== DATA TO USE

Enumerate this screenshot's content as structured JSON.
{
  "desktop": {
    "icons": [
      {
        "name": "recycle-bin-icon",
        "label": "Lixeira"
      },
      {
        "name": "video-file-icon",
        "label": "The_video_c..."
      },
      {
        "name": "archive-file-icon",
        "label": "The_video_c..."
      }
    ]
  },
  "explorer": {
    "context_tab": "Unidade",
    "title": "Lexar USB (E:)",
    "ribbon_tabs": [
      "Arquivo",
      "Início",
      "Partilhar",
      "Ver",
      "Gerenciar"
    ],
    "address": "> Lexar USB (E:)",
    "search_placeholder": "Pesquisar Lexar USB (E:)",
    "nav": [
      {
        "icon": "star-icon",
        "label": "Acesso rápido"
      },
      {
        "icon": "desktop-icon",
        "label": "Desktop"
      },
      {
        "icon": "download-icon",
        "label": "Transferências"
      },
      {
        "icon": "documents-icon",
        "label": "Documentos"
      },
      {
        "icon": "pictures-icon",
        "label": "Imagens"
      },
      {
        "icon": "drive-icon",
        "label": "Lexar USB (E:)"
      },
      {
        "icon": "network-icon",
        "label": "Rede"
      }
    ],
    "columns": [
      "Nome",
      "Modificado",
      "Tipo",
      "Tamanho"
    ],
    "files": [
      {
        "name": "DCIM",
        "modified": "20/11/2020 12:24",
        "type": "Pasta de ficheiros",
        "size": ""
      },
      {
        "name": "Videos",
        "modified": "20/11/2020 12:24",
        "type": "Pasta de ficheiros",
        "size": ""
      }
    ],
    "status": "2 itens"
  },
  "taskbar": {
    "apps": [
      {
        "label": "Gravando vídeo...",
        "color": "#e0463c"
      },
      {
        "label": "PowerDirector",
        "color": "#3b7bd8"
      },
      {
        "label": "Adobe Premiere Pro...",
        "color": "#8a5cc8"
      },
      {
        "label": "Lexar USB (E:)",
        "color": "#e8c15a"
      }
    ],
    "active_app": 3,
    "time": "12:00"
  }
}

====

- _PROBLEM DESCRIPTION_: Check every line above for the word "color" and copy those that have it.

- _RESPONSE BELOW_:
        "color": "#e0463c"
        "color": "#3b7bd8"
        "color": "#8a5cc8"
        "color": "#e8c15a"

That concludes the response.